DATA FOR THIS EXERCISE ::

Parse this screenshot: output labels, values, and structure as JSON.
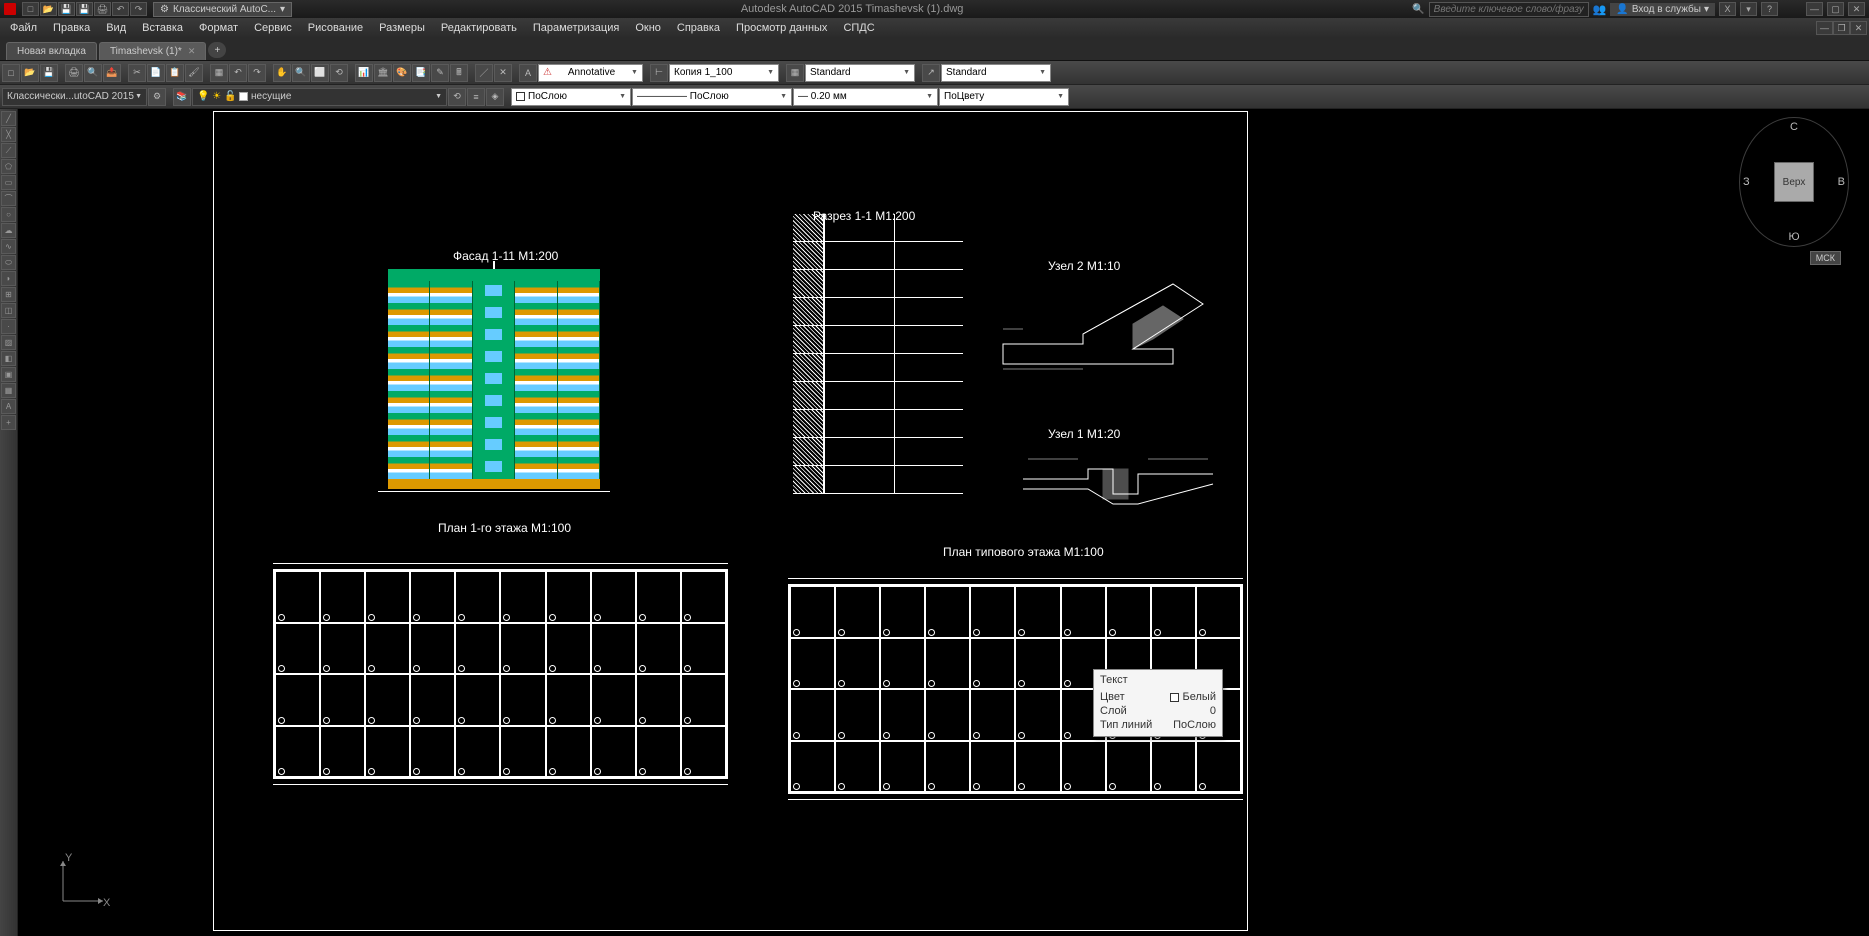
{
  "app": {
    "title": "Autodesk AutoCAD 2015   Timashevsk (1).dwg",
    "workspace_dd": "Классический AutoC...",
    "search_placeholder": "Введите ключевое слово/фразу",
    "login_label": "Вход в службы"
  },
  "menu": [
    "Файл",
    "Правка",
    "Вид",
    "Вставка",
    "Формат",
    "Сервис",
    "Рисование",
    "Размеры",
    "Редактировать",
    "Параметризация",
    "Окно",
    "Справка",
    "Просмотр данных",
    "СПДС"
  ],
  "tabs": [
    {
      "label": "Новая вкладка",
      "active": false,
      "closable": false
    },
    {
      "label": "Timashevsk (1)*",
      "active": true,
      "closable": true
    }
  ],
  "toolbar2": {
    "annotative": "Annotative",
    "scale": "Копия 1_100",
    "textstyle": "Standard",
    "dimstyle": "Standard"
  },
  "toolbar3": {
    "workspace": "Классически...utoCAD 2015",
    "layer": "несущие",
    "colorby": "ПоСлою",
    "ltby": "ПоСлою",
    "lw": "0.20 мм",
    "plotby": "ПоЦвету"
  },
  "canvas_labels": {
    "facade": "Фасад 1-11 М1:200",
    "section": "Разрез 1-1 М1:200",
    "node2": "Узел 2 М1:10",
    "node1": "Узел 1 М1:20",
    "plan1": "План 1-го этажа М1:100",
    "plan2": "План типового этажа М1:100"
  },
  "tooltip": {
    "title": "Текст",
    "rows": [
      {
        "k": "Цвет",
        "v": "Белый"
      },
      {
        "k": "Слой",
        "v": "0"
      },
      {
        "k": "Тип линий",
        "v": "ПоСлою"
      }
    ]
  },
  "viewcube": {
    "face": "Верх",
    "n": "С",
    "s": "Ю",
    "w": "З",
    "e": "В",
    "wcs": "МСК"
  },
  "ucs": {
    "x": "X",
    "y": "Y"
  }
}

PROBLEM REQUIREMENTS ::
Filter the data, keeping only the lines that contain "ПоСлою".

RESPONSE BELOW ::
    "colorby": "ПоСлою",
    "ltby": "ПоСлою",
        "v": "ПоСлою"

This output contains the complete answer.